=== Section Start ===

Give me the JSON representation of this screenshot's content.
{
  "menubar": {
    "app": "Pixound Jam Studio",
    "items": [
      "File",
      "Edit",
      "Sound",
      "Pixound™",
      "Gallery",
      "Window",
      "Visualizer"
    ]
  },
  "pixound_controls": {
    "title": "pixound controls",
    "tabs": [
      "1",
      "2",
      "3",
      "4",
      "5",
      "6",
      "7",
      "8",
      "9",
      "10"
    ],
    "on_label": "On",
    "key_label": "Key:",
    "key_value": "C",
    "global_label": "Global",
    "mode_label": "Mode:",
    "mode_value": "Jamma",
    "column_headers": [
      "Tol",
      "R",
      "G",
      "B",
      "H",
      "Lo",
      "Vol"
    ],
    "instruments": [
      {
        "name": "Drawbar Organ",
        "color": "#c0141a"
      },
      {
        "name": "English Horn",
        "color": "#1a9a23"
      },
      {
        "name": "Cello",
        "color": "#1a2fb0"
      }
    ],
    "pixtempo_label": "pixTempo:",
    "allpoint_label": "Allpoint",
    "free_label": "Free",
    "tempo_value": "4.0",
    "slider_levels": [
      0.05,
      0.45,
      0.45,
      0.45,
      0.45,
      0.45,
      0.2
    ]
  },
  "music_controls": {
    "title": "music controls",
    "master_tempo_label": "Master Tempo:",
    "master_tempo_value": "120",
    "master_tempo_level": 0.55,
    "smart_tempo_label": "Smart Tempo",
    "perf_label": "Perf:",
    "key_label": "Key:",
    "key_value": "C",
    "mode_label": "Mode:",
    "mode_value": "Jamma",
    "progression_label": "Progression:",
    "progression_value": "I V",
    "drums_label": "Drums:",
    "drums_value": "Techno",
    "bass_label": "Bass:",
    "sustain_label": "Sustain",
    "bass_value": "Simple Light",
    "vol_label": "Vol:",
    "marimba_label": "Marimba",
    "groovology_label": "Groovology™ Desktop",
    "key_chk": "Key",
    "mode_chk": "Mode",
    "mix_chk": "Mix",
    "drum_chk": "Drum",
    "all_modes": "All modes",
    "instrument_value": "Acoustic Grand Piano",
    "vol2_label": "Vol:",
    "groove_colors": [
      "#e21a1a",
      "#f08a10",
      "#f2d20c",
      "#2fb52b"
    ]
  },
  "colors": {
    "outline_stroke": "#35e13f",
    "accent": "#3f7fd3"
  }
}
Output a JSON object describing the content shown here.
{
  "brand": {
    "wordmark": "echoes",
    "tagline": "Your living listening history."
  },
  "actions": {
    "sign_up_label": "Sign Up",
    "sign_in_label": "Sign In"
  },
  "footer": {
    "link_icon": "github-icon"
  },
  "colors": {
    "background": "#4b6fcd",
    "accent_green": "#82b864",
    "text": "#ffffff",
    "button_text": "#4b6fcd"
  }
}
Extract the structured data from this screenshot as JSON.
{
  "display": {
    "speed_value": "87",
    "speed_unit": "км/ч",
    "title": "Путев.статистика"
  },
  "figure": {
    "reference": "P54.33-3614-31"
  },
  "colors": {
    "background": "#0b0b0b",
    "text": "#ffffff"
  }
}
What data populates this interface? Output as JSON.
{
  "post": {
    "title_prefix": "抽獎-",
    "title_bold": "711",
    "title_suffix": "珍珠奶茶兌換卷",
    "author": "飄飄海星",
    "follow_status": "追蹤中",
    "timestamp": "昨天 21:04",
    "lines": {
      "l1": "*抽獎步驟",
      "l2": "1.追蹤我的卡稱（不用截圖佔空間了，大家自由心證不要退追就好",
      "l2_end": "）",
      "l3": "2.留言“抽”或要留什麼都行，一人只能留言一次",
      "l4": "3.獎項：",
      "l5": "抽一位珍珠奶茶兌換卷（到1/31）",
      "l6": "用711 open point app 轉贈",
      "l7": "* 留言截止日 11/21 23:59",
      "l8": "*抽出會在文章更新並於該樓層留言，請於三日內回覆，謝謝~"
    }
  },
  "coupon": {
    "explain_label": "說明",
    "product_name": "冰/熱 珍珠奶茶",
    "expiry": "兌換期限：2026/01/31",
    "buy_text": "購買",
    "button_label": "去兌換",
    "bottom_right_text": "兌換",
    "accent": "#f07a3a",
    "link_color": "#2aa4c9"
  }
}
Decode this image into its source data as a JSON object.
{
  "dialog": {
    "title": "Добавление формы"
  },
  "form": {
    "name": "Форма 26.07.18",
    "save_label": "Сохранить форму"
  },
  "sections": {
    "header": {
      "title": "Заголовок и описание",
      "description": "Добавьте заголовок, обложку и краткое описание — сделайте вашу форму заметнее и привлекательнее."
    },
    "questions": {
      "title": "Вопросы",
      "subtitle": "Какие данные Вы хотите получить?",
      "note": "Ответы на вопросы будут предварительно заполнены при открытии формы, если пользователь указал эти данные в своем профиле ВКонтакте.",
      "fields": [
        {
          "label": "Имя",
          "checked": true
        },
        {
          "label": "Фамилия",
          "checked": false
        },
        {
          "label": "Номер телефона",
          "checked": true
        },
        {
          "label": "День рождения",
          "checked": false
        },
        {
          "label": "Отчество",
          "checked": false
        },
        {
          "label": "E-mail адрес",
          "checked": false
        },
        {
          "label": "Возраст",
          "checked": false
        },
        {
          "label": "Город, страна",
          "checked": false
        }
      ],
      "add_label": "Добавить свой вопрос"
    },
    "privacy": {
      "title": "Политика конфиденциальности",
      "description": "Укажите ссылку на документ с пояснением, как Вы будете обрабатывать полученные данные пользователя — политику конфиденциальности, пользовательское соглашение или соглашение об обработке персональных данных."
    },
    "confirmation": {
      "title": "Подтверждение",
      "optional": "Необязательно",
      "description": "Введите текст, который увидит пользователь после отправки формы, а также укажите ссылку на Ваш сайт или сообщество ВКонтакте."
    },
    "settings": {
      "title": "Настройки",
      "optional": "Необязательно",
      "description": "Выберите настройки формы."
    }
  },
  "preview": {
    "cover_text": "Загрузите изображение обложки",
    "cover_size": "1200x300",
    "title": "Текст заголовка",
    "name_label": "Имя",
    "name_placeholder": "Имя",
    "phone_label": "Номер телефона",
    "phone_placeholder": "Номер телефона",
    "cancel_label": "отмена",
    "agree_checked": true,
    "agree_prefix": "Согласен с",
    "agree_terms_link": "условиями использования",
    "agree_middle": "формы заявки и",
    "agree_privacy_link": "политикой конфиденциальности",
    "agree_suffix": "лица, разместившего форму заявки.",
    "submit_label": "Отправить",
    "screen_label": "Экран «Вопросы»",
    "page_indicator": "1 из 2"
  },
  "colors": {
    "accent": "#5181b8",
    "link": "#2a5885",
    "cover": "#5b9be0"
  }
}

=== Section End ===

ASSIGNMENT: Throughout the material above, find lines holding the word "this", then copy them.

OUTPUT OF THE TASK:
Give me the JSON representation of this screenshot's content.
Extract the structured data from this screenshot as JSON.
What data populates this interface? Output as JSON.
Decode this image into its source data as a JSON object.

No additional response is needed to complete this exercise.